STUDY MATERIAL START

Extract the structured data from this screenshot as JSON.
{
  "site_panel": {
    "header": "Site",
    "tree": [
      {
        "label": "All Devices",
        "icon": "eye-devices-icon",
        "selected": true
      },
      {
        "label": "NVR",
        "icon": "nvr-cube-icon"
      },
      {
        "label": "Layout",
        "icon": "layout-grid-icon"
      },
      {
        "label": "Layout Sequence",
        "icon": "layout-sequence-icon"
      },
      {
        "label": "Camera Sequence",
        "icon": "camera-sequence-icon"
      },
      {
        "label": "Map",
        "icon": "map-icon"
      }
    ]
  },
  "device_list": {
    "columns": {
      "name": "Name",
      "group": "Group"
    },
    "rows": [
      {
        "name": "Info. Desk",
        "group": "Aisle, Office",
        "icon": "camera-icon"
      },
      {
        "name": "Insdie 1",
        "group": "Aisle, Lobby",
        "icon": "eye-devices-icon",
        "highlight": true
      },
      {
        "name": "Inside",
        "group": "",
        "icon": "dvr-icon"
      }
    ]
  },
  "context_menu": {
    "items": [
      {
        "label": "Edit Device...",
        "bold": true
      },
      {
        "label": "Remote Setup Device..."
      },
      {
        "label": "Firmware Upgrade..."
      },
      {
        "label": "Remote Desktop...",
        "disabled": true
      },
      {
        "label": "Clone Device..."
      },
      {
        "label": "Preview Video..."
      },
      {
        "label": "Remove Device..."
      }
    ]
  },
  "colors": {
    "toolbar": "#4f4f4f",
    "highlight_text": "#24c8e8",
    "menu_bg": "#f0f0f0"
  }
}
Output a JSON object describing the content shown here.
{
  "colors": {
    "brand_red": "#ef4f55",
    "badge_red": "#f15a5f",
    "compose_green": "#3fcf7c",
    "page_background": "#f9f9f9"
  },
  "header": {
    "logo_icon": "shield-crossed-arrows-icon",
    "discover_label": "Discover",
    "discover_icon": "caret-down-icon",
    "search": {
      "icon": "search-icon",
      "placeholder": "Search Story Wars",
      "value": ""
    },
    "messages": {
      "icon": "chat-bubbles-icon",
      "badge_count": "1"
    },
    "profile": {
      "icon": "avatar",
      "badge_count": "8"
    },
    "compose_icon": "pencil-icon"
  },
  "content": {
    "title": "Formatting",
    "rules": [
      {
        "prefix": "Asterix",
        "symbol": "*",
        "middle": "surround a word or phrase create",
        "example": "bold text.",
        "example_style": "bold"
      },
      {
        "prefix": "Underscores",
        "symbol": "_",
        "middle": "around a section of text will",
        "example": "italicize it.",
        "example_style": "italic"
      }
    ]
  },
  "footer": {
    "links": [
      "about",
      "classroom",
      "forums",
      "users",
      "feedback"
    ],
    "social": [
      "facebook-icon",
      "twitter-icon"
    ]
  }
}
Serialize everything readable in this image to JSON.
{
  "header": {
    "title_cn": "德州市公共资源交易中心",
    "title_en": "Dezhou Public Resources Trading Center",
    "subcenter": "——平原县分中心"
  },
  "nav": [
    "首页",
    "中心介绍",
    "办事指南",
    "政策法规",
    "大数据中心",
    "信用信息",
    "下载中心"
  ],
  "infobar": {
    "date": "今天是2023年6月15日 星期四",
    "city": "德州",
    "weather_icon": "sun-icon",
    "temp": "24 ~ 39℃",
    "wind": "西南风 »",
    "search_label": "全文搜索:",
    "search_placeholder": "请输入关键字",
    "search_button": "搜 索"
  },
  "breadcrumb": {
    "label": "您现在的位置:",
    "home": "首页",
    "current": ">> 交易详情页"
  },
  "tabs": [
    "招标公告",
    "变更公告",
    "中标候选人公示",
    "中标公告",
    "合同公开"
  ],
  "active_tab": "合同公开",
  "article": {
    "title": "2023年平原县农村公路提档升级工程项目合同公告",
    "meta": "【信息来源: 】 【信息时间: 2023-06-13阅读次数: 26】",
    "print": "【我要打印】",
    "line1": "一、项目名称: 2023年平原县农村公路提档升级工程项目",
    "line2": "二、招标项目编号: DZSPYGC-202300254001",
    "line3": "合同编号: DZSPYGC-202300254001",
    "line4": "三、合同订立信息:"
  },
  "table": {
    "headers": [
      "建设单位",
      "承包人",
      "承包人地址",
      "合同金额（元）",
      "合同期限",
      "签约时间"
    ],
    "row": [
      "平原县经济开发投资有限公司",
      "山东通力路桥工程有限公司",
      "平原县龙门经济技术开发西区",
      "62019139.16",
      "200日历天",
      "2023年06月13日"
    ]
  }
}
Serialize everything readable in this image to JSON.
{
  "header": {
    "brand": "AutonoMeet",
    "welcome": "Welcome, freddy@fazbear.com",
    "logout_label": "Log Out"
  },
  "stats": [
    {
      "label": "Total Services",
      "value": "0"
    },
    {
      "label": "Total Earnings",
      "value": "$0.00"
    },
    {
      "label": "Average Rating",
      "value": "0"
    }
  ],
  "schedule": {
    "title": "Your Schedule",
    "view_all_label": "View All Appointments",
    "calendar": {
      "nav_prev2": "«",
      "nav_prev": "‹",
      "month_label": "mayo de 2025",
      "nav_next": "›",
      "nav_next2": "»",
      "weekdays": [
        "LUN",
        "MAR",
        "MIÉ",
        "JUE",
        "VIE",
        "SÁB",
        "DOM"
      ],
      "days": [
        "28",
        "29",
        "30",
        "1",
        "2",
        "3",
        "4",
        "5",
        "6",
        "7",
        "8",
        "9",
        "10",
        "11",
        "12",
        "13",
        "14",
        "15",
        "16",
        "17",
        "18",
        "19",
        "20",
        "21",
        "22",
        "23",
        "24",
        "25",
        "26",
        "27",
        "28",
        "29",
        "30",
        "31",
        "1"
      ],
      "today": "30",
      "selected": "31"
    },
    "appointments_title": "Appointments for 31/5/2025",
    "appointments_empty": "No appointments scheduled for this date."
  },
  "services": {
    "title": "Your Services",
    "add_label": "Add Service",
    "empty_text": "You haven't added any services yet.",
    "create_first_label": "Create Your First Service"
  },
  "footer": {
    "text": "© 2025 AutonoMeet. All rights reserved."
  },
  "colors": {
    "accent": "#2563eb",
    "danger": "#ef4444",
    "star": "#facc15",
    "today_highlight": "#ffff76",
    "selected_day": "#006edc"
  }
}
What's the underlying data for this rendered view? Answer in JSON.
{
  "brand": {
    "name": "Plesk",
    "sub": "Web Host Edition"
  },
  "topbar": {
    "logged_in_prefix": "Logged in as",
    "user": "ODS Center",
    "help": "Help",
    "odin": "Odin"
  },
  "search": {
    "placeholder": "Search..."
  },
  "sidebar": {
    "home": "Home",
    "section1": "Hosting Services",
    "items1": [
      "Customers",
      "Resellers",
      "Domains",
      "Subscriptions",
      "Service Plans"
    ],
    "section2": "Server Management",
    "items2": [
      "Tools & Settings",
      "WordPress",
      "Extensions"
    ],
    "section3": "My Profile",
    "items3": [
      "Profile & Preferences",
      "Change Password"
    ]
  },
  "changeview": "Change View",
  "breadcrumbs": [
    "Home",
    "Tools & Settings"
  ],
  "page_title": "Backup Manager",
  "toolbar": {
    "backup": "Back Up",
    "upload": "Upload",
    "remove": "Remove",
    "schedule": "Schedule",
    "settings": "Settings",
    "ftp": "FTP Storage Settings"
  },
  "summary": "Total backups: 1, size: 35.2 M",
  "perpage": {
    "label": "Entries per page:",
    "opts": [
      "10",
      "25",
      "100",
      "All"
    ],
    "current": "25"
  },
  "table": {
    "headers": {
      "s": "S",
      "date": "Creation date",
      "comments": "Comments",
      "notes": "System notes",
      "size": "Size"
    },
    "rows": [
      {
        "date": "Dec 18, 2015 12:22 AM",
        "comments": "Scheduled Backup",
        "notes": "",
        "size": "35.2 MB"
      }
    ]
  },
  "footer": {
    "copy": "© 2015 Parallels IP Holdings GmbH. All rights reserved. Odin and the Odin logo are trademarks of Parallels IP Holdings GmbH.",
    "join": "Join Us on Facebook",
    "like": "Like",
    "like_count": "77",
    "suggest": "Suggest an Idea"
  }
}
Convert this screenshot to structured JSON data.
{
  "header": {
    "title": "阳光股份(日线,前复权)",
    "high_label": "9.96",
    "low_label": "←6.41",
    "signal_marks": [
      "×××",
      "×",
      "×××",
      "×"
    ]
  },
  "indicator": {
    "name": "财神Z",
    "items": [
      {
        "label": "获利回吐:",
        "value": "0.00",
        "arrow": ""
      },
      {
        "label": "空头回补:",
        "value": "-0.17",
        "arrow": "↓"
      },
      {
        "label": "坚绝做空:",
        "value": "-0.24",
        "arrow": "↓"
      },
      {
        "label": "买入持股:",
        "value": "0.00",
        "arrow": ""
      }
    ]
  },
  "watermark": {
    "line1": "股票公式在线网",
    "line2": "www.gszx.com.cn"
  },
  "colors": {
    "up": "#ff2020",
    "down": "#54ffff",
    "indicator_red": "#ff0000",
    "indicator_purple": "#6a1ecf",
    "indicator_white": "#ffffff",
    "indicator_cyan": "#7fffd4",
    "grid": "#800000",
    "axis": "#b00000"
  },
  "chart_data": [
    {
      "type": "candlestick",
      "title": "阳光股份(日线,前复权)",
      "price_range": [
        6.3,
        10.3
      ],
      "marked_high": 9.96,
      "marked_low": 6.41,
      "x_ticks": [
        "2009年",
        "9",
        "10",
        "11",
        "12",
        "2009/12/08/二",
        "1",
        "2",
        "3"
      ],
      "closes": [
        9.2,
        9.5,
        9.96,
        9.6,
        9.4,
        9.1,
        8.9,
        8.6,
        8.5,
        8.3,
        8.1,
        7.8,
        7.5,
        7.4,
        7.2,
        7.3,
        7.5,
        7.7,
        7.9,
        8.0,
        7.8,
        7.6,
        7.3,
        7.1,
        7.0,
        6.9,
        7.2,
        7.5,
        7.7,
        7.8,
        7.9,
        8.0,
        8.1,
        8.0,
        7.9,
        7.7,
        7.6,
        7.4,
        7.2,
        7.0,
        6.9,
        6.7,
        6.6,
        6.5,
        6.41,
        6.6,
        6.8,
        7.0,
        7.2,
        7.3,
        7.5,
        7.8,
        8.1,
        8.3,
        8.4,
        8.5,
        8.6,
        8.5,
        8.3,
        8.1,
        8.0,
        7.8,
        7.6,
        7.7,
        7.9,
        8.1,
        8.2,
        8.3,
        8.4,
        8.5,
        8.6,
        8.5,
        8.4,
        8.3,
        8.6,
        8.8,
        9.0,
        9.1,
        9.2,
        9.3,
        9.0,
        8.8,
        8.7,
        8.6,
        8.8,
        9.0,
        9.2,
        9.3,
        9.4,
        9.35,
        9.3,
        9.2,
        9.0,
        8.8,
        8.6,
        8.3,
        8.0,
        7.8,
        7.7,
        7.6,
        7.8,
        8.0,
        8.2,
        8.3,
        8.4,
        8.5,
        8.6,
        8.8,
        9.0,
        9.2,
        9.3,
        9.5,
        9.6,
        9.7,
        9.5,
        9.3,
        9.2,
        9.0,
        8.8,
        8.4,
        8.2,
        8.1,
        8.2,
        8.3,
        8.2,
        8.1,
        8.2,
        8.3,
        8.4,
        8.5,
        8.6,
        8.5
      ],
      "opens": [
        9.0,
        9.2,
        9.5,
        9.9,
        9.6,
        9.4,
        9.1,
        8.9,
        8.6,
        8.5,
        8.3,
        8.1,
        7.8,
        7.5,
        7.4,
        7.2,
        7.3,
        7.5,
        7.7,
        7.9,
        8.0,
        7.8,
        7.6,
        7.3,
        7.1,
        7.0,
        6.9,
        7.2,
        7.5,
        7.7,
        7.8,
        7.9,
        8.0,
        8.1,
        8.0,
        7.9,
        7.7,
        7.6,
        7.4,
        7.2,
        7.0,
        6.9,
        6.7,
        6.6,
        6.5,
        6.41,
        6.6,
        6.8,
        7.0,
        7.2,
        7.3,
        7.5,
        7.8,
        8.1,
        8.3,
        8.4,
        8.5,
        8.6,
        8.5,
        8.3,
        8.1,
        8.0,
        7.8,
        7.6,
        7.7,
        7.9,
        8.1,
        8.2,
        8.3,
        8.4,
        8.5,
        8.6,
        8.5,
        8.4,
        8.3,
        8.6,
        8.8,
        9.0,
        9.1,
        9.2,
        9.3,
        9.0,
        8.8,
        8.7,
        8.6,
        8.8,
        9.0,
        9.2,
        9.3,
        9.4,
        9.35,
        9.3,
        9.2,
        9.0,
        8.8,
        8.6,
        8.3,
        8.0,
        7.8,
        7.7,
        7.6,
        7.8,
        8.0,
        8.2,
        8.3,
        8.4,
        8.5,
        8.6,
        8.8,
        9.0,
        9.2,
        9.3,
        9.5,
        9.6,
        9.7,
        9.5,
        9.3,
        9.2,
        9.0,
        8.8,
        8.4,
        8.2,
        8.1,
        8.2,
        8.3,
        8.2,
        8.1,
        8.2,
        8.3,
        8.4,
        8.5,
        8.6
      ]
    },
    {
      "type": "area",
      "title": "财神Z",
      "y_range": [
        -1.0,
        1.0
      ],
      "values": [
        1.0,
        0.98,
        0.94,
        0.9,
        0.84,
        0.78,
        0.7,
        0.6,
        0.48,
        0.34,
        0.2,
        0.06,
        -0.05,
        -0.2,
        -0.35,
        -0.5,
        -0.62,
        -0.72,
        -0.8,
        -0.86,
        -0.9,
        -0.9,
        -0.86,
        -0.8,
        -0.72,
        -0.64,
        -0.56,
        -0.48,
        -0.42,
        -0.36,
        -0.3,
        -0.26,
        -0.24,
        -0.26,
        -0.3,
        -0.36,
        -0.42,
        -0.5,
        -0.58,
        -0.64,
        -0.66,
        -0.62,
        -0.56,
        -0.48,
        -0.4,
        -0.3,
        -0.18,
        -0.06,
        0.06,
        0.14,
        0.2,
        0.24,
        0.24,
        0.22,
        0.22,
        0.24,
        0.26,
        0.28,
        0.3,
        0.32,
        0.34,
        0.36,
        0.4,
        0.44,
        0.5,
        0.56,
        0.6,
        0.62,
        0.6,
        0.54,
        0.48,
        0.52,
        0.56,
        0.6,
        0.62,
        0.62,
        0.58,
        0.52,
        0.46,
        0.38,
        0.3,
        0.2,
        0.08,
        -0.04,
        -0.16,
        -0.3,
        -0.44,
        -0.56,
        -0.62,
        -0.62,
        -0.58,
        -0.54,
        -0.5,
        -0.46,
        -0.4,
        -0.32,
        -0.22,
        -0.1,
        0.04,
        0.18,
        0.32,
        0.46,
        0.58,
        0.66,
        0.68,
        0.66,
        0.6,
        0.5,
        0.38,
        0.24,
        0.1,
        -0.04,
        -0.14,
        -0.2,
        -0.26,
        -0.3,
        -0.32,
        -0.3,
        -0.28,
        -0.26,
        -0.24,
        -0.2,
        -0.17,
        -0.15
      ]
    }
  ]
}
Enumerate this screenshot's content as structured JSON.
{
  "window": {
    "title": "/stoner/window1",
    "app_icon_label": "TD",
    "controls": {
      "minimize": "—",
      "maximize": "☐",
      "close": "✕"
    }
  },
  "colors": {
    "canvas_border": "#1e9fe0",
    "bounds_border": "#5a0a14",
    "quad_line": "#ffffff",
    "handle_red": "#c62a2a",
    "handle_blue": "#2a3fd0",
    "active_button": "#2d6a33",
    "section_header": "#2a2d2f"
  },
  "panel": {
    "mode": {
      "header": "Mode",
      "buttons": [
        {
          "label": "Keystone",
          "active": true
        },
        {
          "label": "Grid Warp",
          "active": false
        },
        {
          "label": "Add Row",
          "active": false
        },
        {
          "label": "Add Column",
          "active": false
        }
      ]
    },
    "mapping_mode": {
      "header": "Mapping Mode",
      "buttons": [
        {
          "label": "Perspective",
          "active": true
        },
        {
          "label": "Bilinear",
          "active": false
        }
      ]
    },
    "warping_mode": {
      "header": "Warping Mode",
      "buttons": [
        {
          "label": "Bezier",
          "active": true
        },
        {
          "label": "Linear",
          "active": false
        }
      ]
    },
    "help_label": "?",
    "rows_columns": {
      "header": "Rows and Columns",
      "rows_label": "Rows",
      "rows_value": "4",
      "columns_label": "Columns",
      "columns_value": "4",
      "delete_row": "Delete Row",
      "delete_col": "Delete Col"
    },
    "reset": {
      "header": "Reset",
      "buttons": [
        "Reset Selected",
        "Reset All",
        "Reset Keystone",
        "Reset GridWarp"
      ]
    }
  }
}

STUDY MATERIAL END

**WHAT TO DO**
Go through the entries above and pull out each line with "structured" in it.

**TASK RESPONSE**
Extract the structured data from this screenshot as JSON.
Convert this screenshot to structured JSON data.
Enumerate this screenshot's content as structured JSON.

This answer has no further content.